A 12-year-old boy and 13-year-old girl are said to have killed themselves after playing the Blue Whale social media challenge, in which participants are given a range of tasks to complete, with the final task being suicide.
The website wrote that according to reports, The Saudi General Commission for Audio-Visual Media will be banning 47 video games as a result of the deaths, though the exact connection between deaths and video gaming isn’t specified.
The expansive list of games is said to include Grand Theft Auto V, The Witcher and Assassins Creed 2 for what AP wrote are “unspecified violations of rules and regulations.”
But according to GearNuke, the headlines are actually not quite what they seem…
Writing on the topic, GearNuke said: “Saudia Arabia and the Middle East, in general, has been a lot more lenient to the release of video games.
“They are allowing more games now than in the past with even God of War PS4, Far Cry 5 and Witcher 3.”
And, as reported by the site, it appears that the headline about Blue Whale and the video game ban is actually completely false.
Head of Communications at Ubisoft Middle East, Malek Teffaha, has taken to Twitter to blast the headline as fake news.
Please western media, reach out to publishers locally present in the region and ask to clarify before echoing sensationalist headlines or fake news.
Yes these games are banned (at their launch) and it’s was not because of Blue Whale or suicide.
It’s due to sexual content. https://t.co/edBmDn6z8A
— Malek مالك ? #TheCrew2 ??✈️ (@malekawt) July 17, 2018
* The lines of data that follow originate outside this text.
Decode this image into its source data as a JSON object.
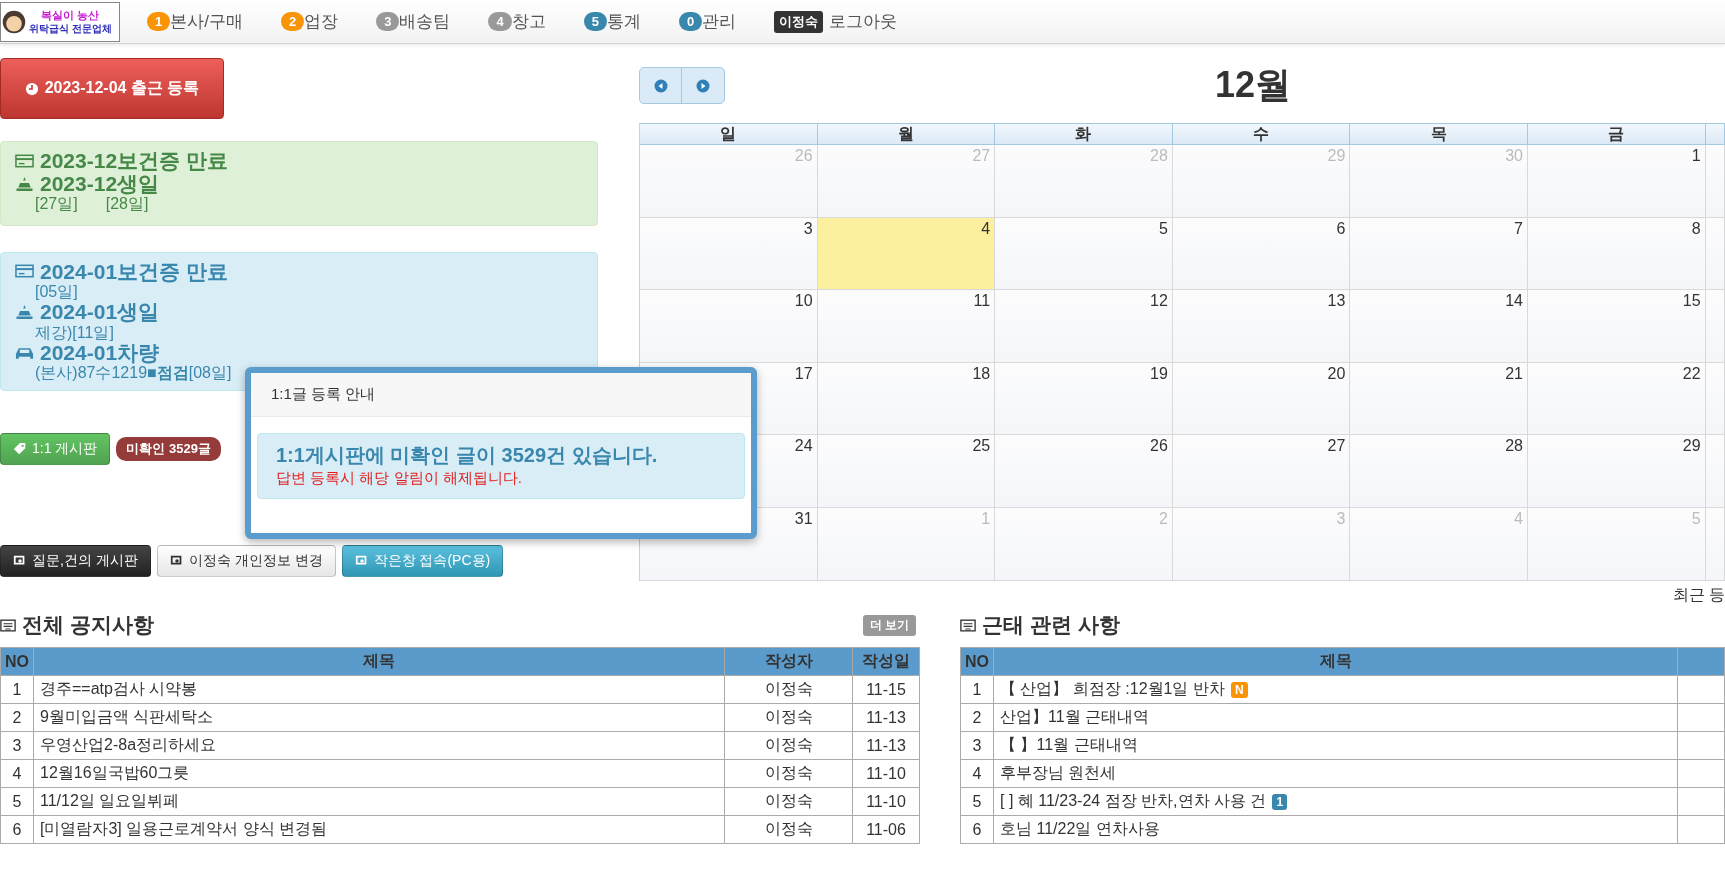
{
  "logo": {
    "title": "복실이 농산",
    "subtitle": "위탁급식 전문업체"
  },
  "nav": [
    {
      "badge": "1",
      "label": "본사/구매",
      "color": "#f89406"
    },
    {
      "badge": "2",
      "label": "업장",
      "color": "#f89406"
    },
    {
      "badge": "3",
      "label": "배송팀",
      "color": "#999999"
    },
    {
      "badge": "4",
      "label": "창고",
      "color": "#999999"
    },
    {
      "badge": "5",
      "label": "통계",
      "color": "#3a87ad"
    },
    {
      "badge": "0",
      "label": "관리",
      "color": "#3a87ad"
    },
    {
      "badge": "이정숙",
      "label": "로그아웃",
      "color": "#333333"
    }
  ],
  "checkin_button": "2023-12-04 출근 등록",
  "alerts": [
    {
      "kind": "success",
      "lines": [
        {
          "kind": "card",
          "text": "2023-12보건증 만료"
        },
        {
          "kind": "cake",
          "text": "2023-12생일"
        },
        {
          "kind": "names",
          "items": [
            "[27일]",
            "[28일]"
          ]
        }
      ]
    },
    {
      "kind": "info",
      "lines": [
        {
          "kind": "card",
          "text": "2024-01보건증 만료"
        },
        {
          "kind": "names",
          "items": [
            "[05일]"
          ]
        },
        {
          "kind": "cake",
          "text": "2024-01생일"
        },
        {
          "kind": "names",
          "items": [
            "제강)[11일]"
          ]
        },
        {
          "kind": "car",
          "text": "2024-01차량"
        },
        {
          "kind": "names",
          "items": [
            "(본사)87수1219■**점검**[08일]"
          ]
        }
      ]
    }
  ],
  "board_button": "1:1 게시판",
  "unread_badge": "미확인 3529글",
  "popover": {
    "title": "1:1글 등록 안내",
    "message": "1:1게시판에 미확인 글이 3529건 있습니다.",
    "note": "답변 등록시 해당 알림이 해제됩니다."
  },
  "action_buttons": [
    {
      "kind": "dark",
      "label": "질문,건의 게시판"
    },
    {
      "kind": "light",
      "label": "이정숙 개인정보 변경"
    },
    {
      "kind": "info",
      "label": "작은창 접속(PC용)"
    }
  ],
  "calendar": {
    "title": "12월",
    "weekdays": [
      "일",
      "월",
      "화",
      "수",
      "목",
      "금"
    ],
    "weeks": [
      [
        {
          "day": "26",
          "muted": true,
          "today": false
        },
        {
          "day": "27",
          "muted": true,
          "today": false
        },
        {
          "day": "28",
          "muted": true,
          "today": false
        },
        {
          "day": "29",
          "muted": true,
          "today": false
        },
        {
          "day": "30",
          "muted": true,
          "today": false
        },
        {
          "day": "1",
          "muted": false,
          "today": false
        }
      ],
      [
        {
          "day": "3",
          "muted": false,
          "today": false
        },
        {
          "day": "4",
          "muted": false,
          "today": true
        },
        {
          "day": "5",
          "muted": false,
          "today": false
        },
        {
          "day": "6",
          "muted": false,
          "today": false
        },
        {
          "day": "7",
          "muted": false,
          "today": false
        },
        {
          "day": "8",
          "muted": false,
          "today": false
        }
      ],
      [
        {
          "day": "10",
          "muted": false,
          "today": false
        },
        {
          "day": "11",
          "muted": false,
          "today": false
        },
        {
          "day": "12",
          "muted": false,
          "today": false
        },
        {
          "day": "13",
          "muted": false,
          "today": false
        },
        {
          "day": "14",
          "muted": false,
          "today": false
        },
        {
          "day": "15",
          "muted": false,
          "today": false
        }
      ],
      [
        {
          "day": "17",
          "muted": false,
          "today": false
        },
        {
          "day": "18",
          "muted": false,
          "today": false
        },
        {
          "day": "19",
          "muted": false,
          "today": false
        },
        {
          "day": "20",
          "muted": false,
          "today": false
        },
        {
          "day": "21",
          "muted": false,
          "today": false
        },
        {
          "day": "22",
          "muted": false,
          "today": false
        }
      ],
      [
        {
          "day": "24",
          "muted": false,
          "today": false
        },
        {
          "day": "25",
          "muted": false,
          "today": false
        },
        {
          "day": "26",
          "muted": false,
          "today": false
        },
        {
          "day": "27",
          "muted": false,
          "today": false
        },
        {
          "day": "28",
          "muted": false,
          "today": false
        },
        {
          "day": "29",
          "muted": false,
          "today": false
        }
      ],
      [
        {
          "day": "31",
          "muted": false,
          "today": false
        },
        {
          "day": "1",
          "muted": true,
          "today": false
        },
        {
          "day": "2",
          "muted": true,
          "today": false
        },
        {
          "day": "3",
          "muted": true,
          "today": false
        },
        {
          "day": "4",
          "muted": true,
          "today": false
        },
        {
          "day": "5",
          "muted": true,
          "today": false
        }
      ]
    ],
    "footer": "최근 등"
  },
  "notices": {
    "title": "전체 공지사항",
    "more": "더 보기",
    "columns": [
      "NO",
      "제목",
      "작성자",
      "작성일"
    ],
    "rows": [
      [
        "1",
        "경주==atp검사 시약봉",
        "이정숙",
        "11-15"
      ],
      [
        "2",
        "9월미입금액 식판세탁소",
        "이정숙",
        "11-13"
      ],
      [
        "3",
        "우영산업2-8a정리하세요",
        "이정숙",
        "11-13"
      ],
      [
        "4",
        "12월16일국밥60그릇",
        "이정숙",
        "11-10"
      ],
      [
        "5",
        "11/12일 일요일뷔페",
        "이정숙",
        "11-10"
      ],
      [
        "6",
        "[미열람자3] 일용근로계약서 양식 변경됨",
        "이정숙",
        "11-06"
      ]
    ]
  },
  "attendance": {
    "title": "근태 관련 사항",
    "columns": [
      "NO",
      "제목"
    ],
    "rows": [
      {
        "no": "1",
        "title": "【 산업】 희점장 :12월1일 반차",
        "badge": "N",
        "kind": "new"
      },
      {
        "no": "2",
        "title": "산업】11월 근태내역"
      },
      {
        "no": "3",
        "title": "【 】11월 근태내역"
      },
      {
        "no": "4",
        "title": "후부장님 원천세"
      },
      {
        "no": "5",
        "title": "[ ] 혜 11/23-24 점장 반차,연차 사용 건",
        "badge": "1",
        "kind": "count"
      },
      {
        "no": "6",
        "title": "호님 11/22일 연차사용"
      }
    ]
  }
}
He tweeted: “Please western media, reach out to publishers locally present in the region and ask to clarify before echoing sensationalist headlines or fake news.
“Yes these games are banned (at their launch) and it’s was [sic] not because of Blue Whale or suicide.
“It’s due to sexual content.”
He then later added: “They (@GIBiz) have since then retracted the tweet and the news article.
“I do wish they would just issue an apology for being too quick in their reporting, but at least they can see it wasn’t based in truth.”
The website has since removed the article, but the news has already been picked up by multiple sources – oops!